By Nate Hendley
Gangsters make much of their income by providing goods and services the public wants but can’t obtain legally. Alcohol, drugs, prostitution and gambling have all been the basis of many a mobster’s fortune, past and present.
Back in the early 1930s, New York bootlegger Dutch Schultz (real name, Arthur Flegenheimer) was casting about for new opportunities. Schultz had earned a fortune peddling awful beer during Prohibition, but that income stream dried up in 1933 when America relegalized alcohol.
With no market left for overpriced rotgut, Schultz found a new niche in the form of illegal lotteries.
At the time, lotteries were against the law. Human nature being what it is, however, underground lotteries flourished, thanks to enterprising criminals.
In poorer districts such as Harlem, the “numbers racket” dominated.
“The ‘numbers’ was nothing more than an illegal lottery. A penny or two bought you a ‘policy slip’ (i.e. an illicit lottery ticket) containing a three-digit number, from zero to 999. Each day – or week, depending on who was running the game – a winning number would be selected. Winning numbers were usually based on stock market prices or horseracing results. If your number was selected – or ‘hit’ in numbers lingo – you won a small amount of money.
The numbers racket was hugely popular among poor people, for obvious reasons. It was extremely cheap to play and the risks – to the players at least – were next to nonexistent. Practically everyone in Harlem played, from criminals and the desperately poor to respectable, working people with solid jobs.
Policy slips were stored and sorted at ‘policy banks’ (usually, a big office or warehouse). By the early 1920s, city newspapers estimated there were roughly 30 ‘policy banks’ in Harlem. Each bank employed about 20 – 30 ‘runners’ (minions who sold policy slips and paid off winners). The boss in charge of the operation was called a ‘policy banker’.”
In New York City, numbers was one of the few vices dominated by African-American gangsters. White mobsters turned their nose up at numbers, dismissing it as a small-time racket that wasn’t worthy of their time or consideration.

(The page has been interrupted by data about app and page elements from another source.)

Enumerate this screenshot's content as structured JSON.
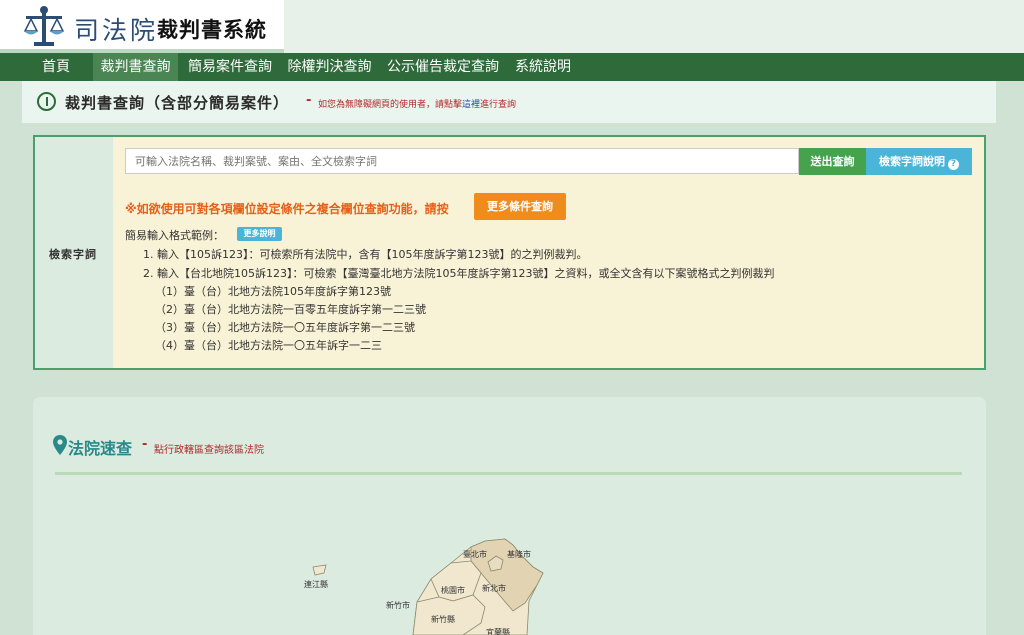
{
  "header": {
    "logo_text": "司法院",
    "system_name": "裁判書系統"
  },
  "nav": {
    "items": [
      {
        "label": "首頁"
      },
      {
        "label": "裁判書查詢"
      },
      {
        "label": "簡易案件查詢"
      },
      {
        "label": "除權判決查詢"
      },
      {
        "label": "公示催告裁定查詢"
      },
      {
        "label": "系統說明"
      }
    ]
  },
  "page_title": {
    "text": "裁判書查詢（含部分簡易案件）",
    "dash": "-",
    "note_before": "如您為無障礙網頁的使用者，請點擊",
    "note_link": "這裡",
    "note_after": "進行查詢"
  },
  "search": {
    "label": "檢索字詞",
    "placeholder": "可輸入法院名稱、裁判案號、案由、全文檢索字詞",
    "submit_label": "送出查詢",
    "help_label": "檢索字詞說明",
    "help_icon": "?",
    "advanced_text": "※如欲使用可對各項欄位設定條件之複合欄位查詢功能，請按",
    "more_conditions_label": "更多條件查詢",
    "examples_label": "簡易輸入格式範例：",
    "more_desc_label": "更多說明",
    "examples": [
      "1. 輸入【105訴123】：可檢索所有法院中，含有【105年度訴字第123號】的之判例裁判。",
      "2. 輸入【台北地院105訴123】：可檢索【臺灣臺北地方法院105年度訴字第123號】之資料，或全文含有以下案號格式之判例裁判",
      "（1）臺（台）北地方法院105年度訴字第123號",
      "（2）臺（台）北地方法院一百零五年度訴字第一二三號",
      "（3）臺（台）北地方法院一〇五年度訴字第一二三號",
      "（4）臺（台）北地方法院一〇五年訴字一二三"
    ]
  },
  "court_quick": {
    "title": "法院速查",
    "dash": "-",
    "note": "點行政轄區查詢該區法院",
    "map_labels": {
      "lianjiang": "連江縣",
      "taipei": "臺北市",
      "keelung": "基隆市",
      "taoyuan": "桃園市",
      "new_taipei": "新北市",
      "hsinchu_city": "新竹市",
      "hsinchu_county": "新竹縣",
      "yilan": "宜蘭縣"
    }
  },
  "colors": {
    "nav_bg": "#2f6b3a",
    "nav_active": "#4b8553",
    "submit_btn": "#45a34e",
    "help_btn": "#4ab4d9",
    "more_cond_btn": "#f08c1c",
    "advanced_text": "#e6601a",
    "note_red": "#b02a2a",
    "court_title": "#2a8a8a"
  }
}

Schultz thought otherwise and muscled his way into the Harlem numbers scene. He approached prominent policy bankers and suggested they join forces or suffer brutal consequences. Bankers who took the first option could remain in business, as long as they gave up most of their profits and all of their authority to Schultz.
Schultz’s gutter-level tactics worked and he quickly came to rule the Harlem numbers racket. To the astonishment of his fellow gangsters, Schultz was soon making $12 – 14 million from penny lotteries. To earn even money, he rigged the games to ensure that popular numbers didn’t “hit”.
Schultz’s time at the top didn’t last long, however. Wildly unpopular with his peers, for a variety of reasons, Schultz and three of his cronies were ambushed and shot at a New Jersey restaurant in October, 1935. After Schultz died, his fellow mob bosses seized his criminal empire, including numbers.
Since the advent of legal lotteries, the numbers racket has largely disappeared. Today, any consumer can walk into a convenience store and select from an array of tickets that might bring them a fortune, large or small.
No doubt Schultz would be chagrined to discover his one-time racket is now facilitated by clerks at 7-11.
(The paragraphs in quotations are taken from my book, Dutch Schultz: The Brazen Beer Baron of New York, available through Amazon in paperback and on Kindle)
(Nate Hendley is a Toronto-based author and writer. Click on this link for information on his books)